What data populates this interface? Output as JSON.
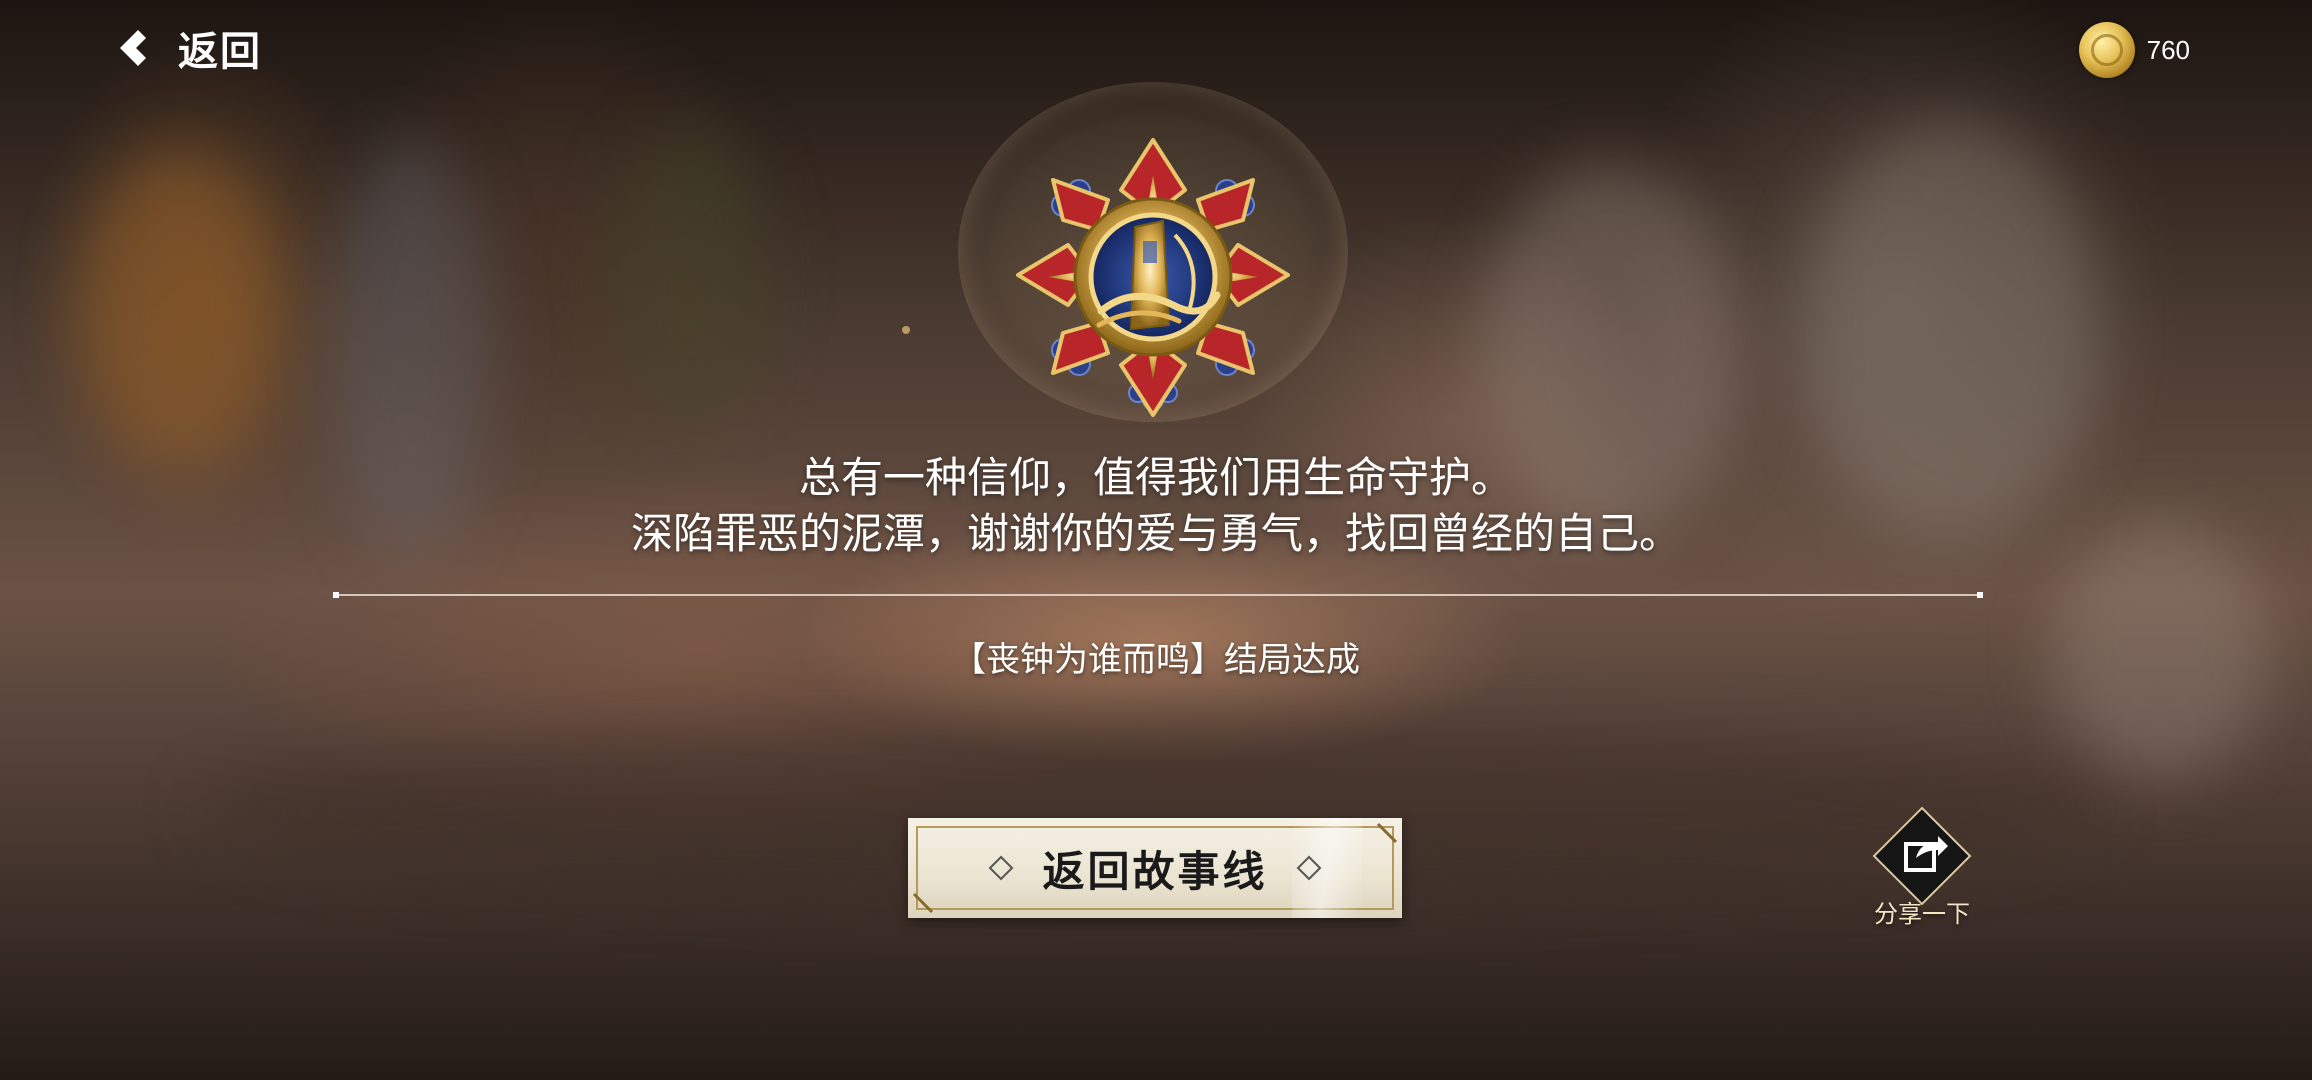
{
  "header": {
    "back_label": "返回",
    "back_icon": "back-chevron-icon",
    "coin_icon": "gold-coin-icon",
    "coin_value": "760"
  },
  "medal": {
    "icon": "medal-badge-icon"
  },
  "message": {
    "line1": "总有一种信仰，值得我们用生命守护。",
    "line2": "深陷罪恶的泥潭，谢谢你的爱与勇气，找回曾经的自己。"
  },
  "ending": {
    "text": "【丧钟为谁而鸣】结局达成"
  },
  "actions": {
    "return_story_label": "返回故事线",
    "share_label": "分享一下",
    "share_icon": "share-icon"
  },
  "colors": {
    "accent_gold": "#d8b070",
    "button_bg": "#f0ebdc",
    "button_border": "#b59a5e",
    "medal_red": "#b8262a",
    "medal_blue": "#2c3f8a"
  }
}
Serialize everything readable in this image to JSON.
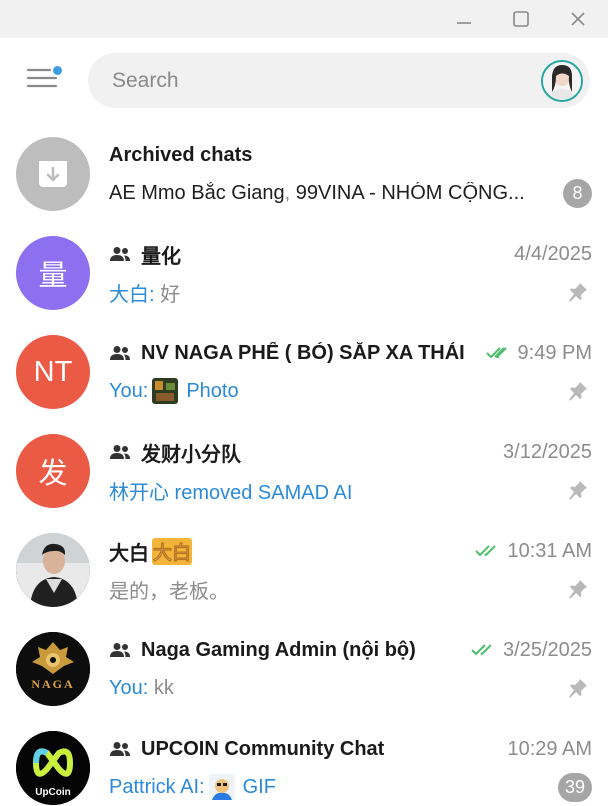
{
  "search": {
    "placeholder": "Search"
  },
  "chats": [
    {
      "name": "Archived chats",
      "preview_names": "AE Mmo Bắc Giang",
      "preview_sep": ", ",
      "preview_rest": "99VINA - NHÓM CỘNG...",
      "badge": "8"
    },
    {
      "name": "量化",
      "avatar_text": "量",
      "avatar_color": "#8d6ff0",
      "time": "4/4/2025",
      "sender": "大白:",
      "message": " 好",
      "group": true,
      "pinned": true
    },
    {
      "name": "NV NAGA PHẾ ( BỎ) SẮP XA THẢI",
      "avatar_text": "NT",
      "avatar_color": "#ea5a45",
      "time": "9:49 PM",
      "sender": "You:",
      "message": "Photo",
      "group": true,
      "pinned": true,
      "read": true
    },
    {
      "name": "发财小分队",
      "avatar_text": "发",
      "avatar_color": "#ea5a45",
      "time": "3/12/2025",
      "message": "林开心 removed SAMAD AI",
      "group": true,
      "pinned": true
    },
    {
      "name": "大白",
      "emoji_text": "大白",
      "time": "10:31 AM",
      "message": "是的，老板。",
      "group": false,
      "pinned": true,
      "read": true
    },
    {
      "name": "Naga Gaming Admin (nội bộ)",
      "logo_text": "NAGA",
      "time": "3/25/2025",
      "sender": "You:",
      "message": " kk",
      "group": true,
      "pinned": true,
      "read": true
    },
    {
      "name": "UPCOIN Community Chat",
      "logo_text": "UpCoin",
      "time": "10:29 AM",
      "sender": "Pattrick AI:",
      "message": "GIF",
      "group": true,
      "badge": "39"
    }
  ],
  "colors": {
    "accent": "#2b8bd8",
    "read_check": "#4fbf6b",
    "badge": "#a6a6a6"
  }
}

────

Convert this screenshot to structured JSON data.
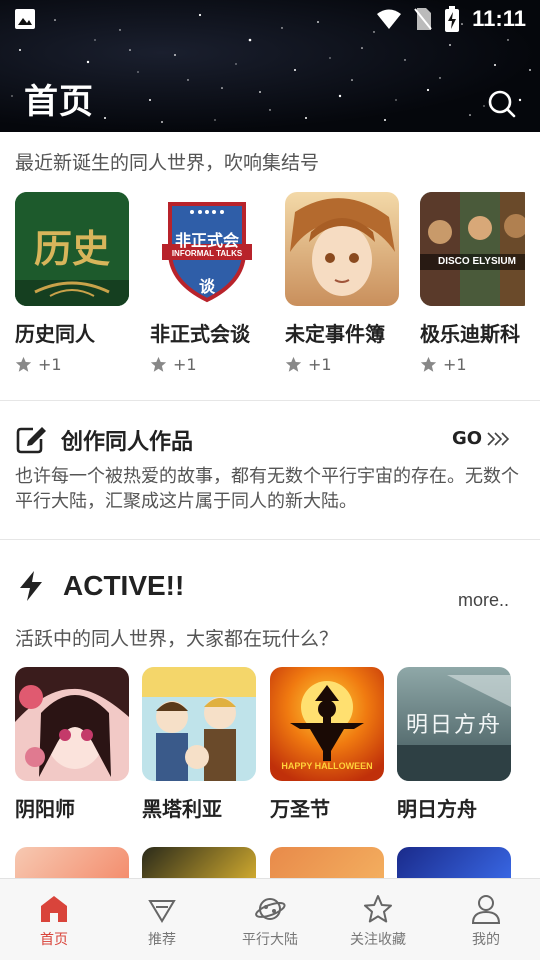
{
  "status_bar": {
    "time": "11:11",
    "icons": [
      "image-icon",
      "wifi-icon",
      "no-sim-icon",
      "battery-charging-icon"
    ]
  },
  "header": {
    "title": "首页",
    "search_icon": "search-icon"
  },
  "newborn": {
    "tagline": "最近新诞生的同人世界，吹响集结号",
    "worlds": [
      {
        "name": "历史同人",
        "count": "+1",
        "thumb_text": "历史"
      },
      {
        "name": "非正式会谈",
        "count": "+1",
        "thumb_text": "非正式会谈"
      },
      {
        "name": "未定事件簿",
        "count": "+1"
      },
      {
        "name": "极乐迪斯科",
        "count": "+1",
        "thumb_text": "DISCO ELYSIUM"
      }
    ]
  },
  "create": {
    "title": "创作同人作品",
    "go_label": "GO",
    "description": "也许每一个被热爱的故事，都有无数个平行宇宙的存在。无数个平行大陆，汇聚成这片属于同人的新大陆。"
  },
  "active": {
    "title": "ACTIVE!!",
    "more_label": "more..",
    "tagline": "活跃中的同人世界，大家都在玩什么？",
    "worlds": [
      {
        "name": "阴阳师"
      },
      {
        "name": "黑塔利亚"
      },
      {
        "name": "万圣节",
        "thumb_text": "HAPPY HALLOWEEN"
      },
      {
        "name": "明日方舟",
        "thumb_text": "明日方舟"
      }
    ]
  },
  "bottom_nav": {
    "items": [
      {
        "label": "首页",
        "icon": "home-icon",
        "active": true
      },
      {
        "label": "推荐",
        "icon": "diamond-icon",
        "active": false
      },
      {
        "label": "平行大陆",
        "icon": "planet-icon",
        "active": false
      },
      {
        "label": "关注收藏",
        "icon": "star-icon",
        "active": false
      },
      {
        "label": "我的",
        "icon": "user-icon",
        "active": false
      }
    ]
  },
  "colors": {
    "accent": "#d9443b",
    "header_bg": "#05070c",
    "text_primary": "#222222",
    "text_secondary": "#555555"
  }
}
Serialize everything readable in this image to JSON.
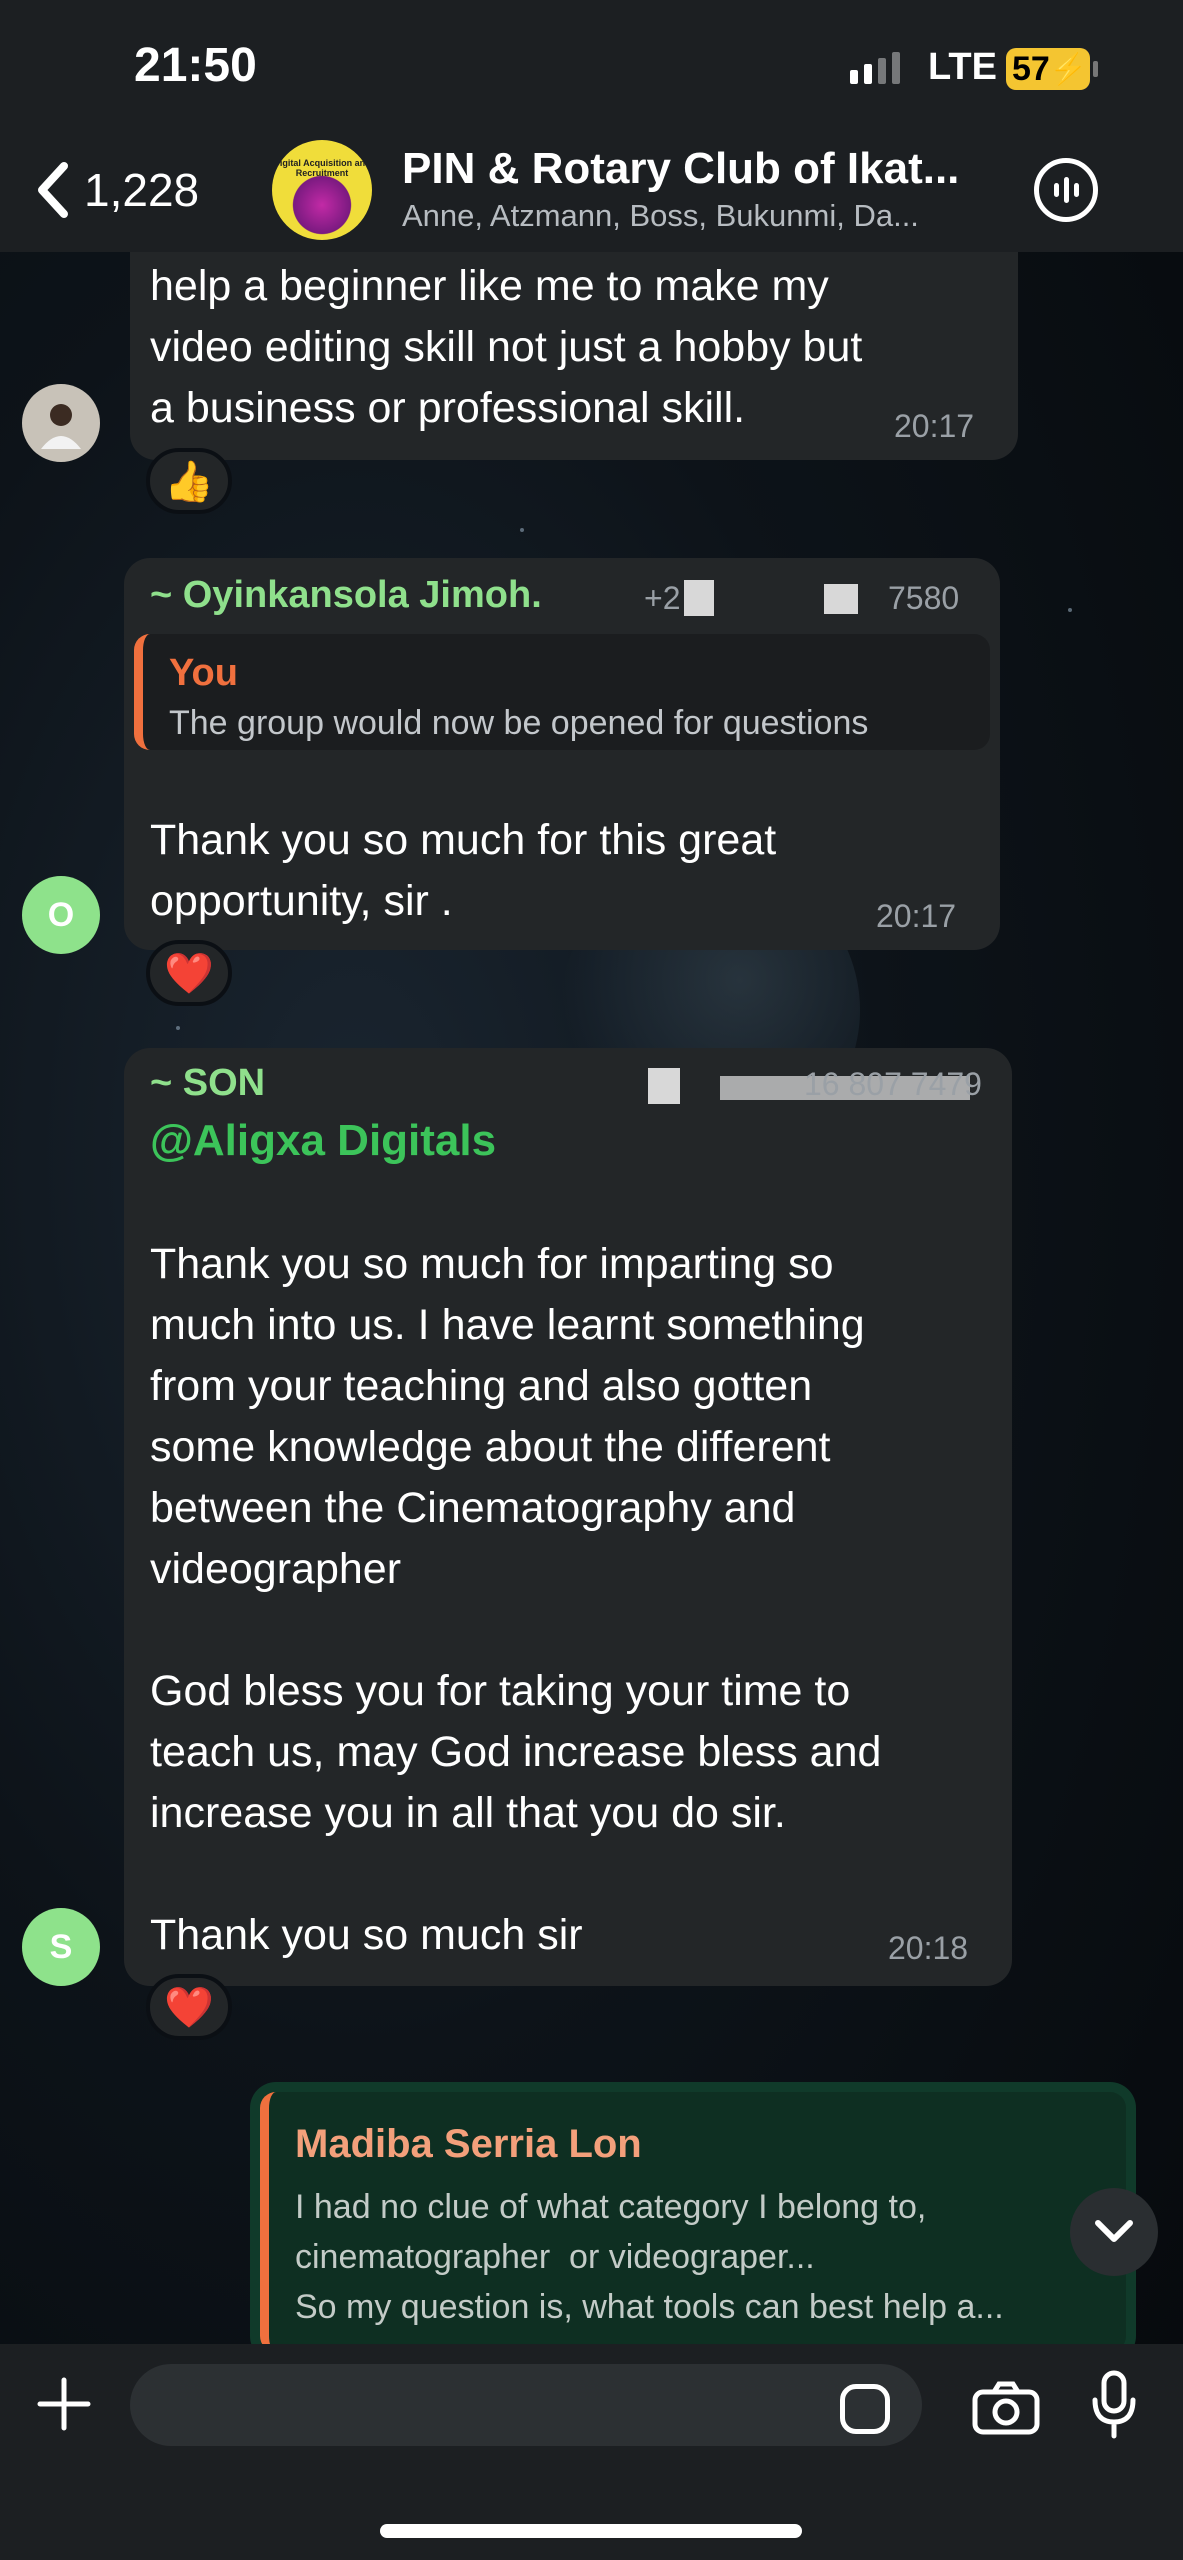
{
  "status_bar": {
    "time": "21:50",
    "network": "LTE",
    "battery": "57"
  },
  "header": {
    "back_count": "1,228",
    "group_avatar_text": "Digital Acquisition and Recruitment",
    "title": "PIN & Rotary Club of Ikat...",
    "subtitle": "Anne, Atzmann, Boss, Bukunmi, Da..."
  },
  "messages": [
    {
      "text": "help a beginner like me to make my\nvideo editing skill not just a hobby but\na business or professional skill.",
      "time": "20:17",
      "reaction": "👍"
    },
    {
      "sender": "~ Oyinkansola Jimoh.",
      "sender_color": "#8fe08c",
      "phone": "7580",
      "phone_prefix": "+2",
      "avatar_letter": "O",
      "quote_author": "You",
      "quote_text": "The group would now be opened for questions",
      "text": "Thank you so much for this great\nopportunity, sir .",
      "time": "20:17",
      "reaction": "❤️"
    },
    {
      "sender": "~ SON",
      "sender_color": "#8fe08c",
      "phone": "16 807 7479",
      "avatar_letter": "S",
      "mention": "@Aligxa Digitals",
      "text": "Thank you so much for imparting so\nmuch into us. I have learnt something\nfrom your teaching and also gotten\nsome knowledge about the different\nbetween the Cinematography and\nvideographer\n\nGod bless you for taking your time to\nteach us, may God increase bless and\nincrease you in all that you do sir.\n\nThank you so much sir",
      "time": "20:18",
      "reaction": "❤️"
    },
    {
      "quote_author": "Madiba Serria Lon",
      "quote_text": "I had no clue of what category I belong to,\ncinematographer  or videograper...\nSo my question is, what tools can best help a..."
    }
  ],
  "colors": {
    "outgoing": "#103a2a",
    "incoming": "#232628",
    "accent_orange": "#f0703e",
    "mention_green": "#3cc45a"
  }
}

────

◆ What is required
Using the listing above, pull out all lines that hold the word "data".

◆ Answer section
What data populates this interface? Output as JSON.
Convert this screenshot to structured JSON data.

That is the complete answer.